Friday, October 22, 2010

Ménerbes, A Plus Beaux Village de France

I fell in love with France, or at least a tiny part of it, during childhood trips to visit my father's family at the Metairie Neuve, the family farm located near Viane, a small hamlet about 15 km from Lacaune in the southeast region of Tarn France.

It wasn't until quite a few years later that I discovered and began my love affair with Provence through the pages of Peter Mayle's charming book "A Year In Provence" and his other books that followed.

If you don't know, "A Year in Provence," describes Provence, its culture and the people Mayle encounters from this Englishman's unique perspective after he and his wife leave London, buy a stone farmhouse in a Luberon village, fix it up, and adopt the region as their new home.

The village where Mayle and his wife settled was Ménerbes, a beautiful village perched along the top of a long ridge of the north face of the Luberon. Ménerbes is classified as one of the Plus Beaux Villages de France.

On a recent Sunday afternoon, wife Shirley and I drove to Ménerbes from Sablet to visit Peter Mayle's village (I should mention that the Mayle's don't live there anymore). Here are a few pictures from our visit to Ménerbes.

In the village, narrow streets wind up and down past lovely old homes.

A beautiful door on a home in Ménerbes.

A colorful door.

A wrought-iron gate into a private home in Ménerbes.

An old stone fountain.

There are beautiful vistas where ever you look from Ménerbes.
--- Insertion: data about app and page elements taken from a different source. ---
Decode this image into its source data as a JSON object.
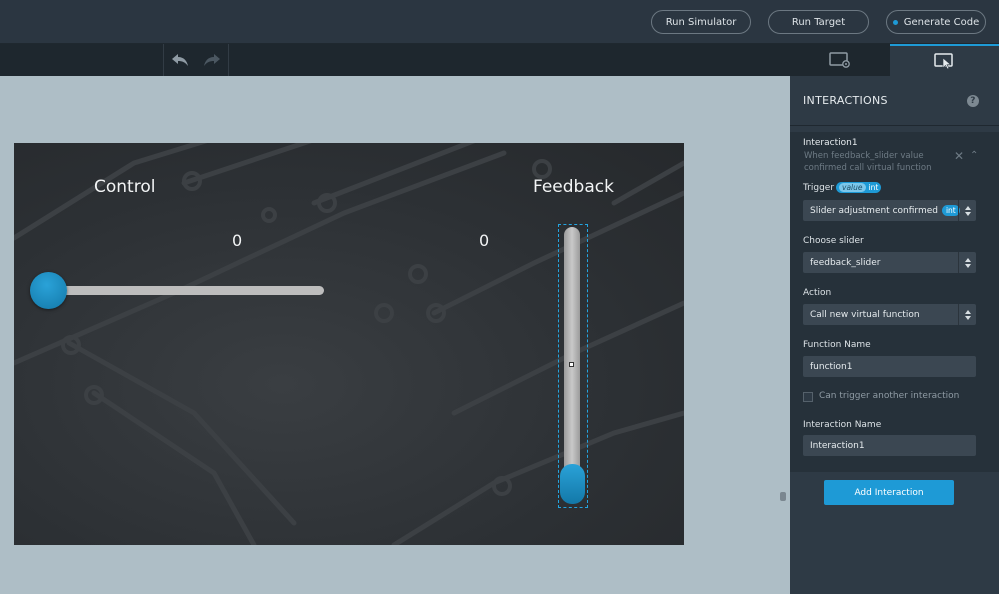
{
  "topbar": {
    "run_simulator": "Run Simulator",
    "run_target": "Run Target",
    "generate_code": "Generate Code"
  },
  "canvas": {
    "control_label": "Control",
    "feedback_label": "Feedback",
    "control_value": "0",
    "feedback_value": "0"
  },
  "panel": {
    "title": "INTERACTIONS",
    "help": "?",
    "interaction": {
      "name": "Interaction1",
      "description": "When feedback_slider value confirmed call virtual function",
      "trigger_label": "Trigger",
      "trigger_value_tag": "value",
      "trigger_type_tag": "int",
      "trigger_select": "Slider adjustment confirmed",
      "trigger_select_badge": "int",
      "choose_slider_label": "Choose slider",
      "choose_slider_value": "feedback_slider",
      "action_label": "Action",
      "action_value": "Call new virtual function",
      "function_name_label": "Function Name",
      "function_name_value": "function1",
      "chain_label": "Can trigger another interaction",
      "interaction_name_label": "Interaction Name",
      "interaction_name_value": "Interaction1"
    },
    "add_button": "Add Interaction"
  },
  "colors": {
    "accent": "#1e9ad6",
    "panel_bg": "#2e3a45",
    "canvas_bg": "#aebec6"
  }
}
Place de l'Horloge and the wrought-iron campanile (bell tower) atop the Mairie (town hall). Through the arch, there is a magnificent view out across the plains with several villages visible.

Also at Place de l'Horloge, there is the Maison de la Truffe et du Vin (House of Truffles and Wine).

A beautiful stone house in Ménerbes.

Église Saint-Luc stands at the east end of Ménerbes and dates back to the 14th century.

Another beautiful door in Ménerbes.

This 13th century fortress was rebuilt in the 16th and 19th centuries.

Cousin Annick and Shirley walking in Ménerbes.

One of the many beautiful vistas from Ménerbes.

As we got to the end of our walk around Ménerbes, we stopped for drinks near the entrance to the village. As we sat there, I could see this sign saying La Vie est Belle (Life is Beautiful). I couldn't agree more.

If you go to Ménerbes, you might want to stop by the Musée du Tire-Bouchon (Cork Screw Museum) at La Citadelle winery about 1 km outside Ménerbes on the road to Cavaillon. The museum displays 1000 cork screws from the 17th century to today.

I would guess the Mayles were attracted to Ménerbes more for the house and the surrounding area rather than the village itself. While Ménerbes and the surrounding area are very pretty, there is not much village life as far as we could see.


  1. I was in Menerbes too and thought it was nice but not as interesting as nearby Bonnieux,the natives seemed to be hiding from us tourists I think!
    Peter Mayle sent me off to Provence too after reading his book,I think he lives in Lourmarin these days?

  2. A Year in Provence is an absolute must read for Provence visitors. Even though it was written twenty years ago, I find the characters to be spot on. I even made my mother read it before she visited me!

    I've been to Menerbes and to be honest, I don't get it. It's a nice village, but there a plenty of others just as fantastic. I think they have a great PR department.

  3. talesfromagarden - Menerbes was pretty but lacked activity or a sense of village life. I agree with you about Bonnieux.

    Sara Louise - I have given A Year in Provence to quite a few friends over the year to try and help them understand why I love Provence. Either good PR or halo effect from Peter Mayle's time there.